Top to bottom, output the entries that follow exactly.

App and web page records
---------------

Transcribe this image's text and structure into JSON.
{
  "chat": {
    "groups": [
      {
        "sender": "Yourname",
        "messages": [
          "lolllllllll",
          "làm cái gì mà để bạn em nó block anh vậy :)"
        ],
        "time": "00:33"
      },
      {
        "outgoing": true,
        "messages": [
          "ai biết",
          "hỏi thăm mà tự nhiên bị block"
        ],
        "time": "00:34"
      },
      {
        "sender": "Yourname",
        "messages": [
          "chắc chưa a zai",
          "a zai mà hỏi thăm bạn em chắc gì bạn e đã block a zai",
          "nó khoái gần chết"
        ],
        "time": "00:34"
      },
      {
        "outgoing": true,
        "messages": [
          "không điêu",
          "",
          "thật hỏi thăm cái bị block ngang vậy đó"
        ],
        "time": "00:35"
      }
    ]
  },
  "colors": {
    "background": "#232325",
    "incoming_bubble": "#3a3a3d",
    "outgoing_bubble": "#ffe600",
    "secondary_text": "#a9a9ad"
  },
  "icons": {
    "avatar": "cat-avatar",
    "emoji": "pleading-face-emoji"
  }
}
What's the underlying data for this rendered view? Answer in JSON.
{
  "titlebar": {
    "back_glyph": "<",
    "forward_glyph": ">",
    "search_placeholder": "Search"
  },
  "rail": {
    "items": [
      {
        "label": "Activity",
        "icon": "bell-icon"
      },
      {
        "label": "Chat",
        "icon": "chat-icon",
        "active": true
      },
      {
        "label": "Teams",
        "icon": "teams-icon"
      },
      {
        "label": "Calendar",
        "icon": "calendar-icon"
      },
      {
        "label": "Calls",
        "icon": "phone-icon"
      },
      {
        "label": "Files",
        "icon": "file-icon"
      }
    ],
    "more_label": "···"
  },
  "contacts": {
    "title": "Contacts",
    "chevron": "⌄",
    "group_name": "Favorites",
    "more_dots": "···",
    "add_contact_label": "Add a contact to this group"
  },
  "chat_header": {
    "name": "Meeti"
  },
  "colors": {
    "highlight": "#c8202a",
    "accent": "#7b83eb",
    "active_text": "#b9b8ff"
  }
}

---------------

** RESULT FOR THIS EXERCISE **
Transcribe this image's text and structure into JSON.
{
  "chat": {
    "groups": [
      {
        "sender": "Yourname",
        "messages": [
          "lolllllllll",
          "làm cái gì mà để bạn em nó block anh vậy :)"
        ],
        "time": "00:33"
      },
      {
        "outgoing": true,
        "messages": [
          "ai biết",
          "hỏi thăm mà tự nhiên bị block"
        ],
        "time": "00:34"
      },
      {
        "sender": "Yourname",
        "messages": [
          "chắc chưa a zai",
          "a zai mà hỏi thăm bạn em chắc gì bạn e đã block a zai",
          "nó khoái gần chết"
        ],
        "time": "00:34"
      },
      {
        "outgoing": true,
        "messages": [
          "không điêu",
          "",
          "thật hỏi thăm cái bị block ngang vậy đó"
        ],
        "time": "00:35"
      }
    ]
  },
  "colors": {
    "background": "#232325",
    "incoming_bubble": "#3a3a3d",
    "outgoing_bubble": "#ffe600",
    "secondary_text": "#a9a9ad"
  },
  "icons": {
    "avatar": "cat-avatar",
    "emoji": "pleading-face-emoji"
  }
}
What's the underlying data for this rendered view? Answer in JSON.
{
  "titlebar": {
    "back_glyph": "<",
    "forward_glyph": ">",
    "search_placeholder": "Search"
  },
  "rail": {
    "items": [
      {
        "label": "Activity",
        "icon": "bell-icon"
      },
      {
        "label": "Chat",
        "icon": "chat-icon",
        "active": true
      },
      {
        "label": "Teams",
        "icon": "teams-icon"
      },
      {
        "label": "Calendar",
        "icon": "calendar-icon"
      },
      {
        "label": "Calls",
        "icon": "phone-icon"
      },
      {
        "label": "Files",
        "icon": "file-icon"
      }
    ],
    "more_label": "···"
  },
  "contacts": {
    "title": "Contacts",
    "chevron": "⌄",
    "group_name": "Favorites",
    "more_dots": "···",
    "add_contact_label": "Add a contact to this group"
  },
  "chat_header": {
    "name": "Meeti"
  },
  "colors": {
    "highlight": "#c8202a",
    "accent": "#7b83eb",
    "active_text": "#b9b8ff"
  }
}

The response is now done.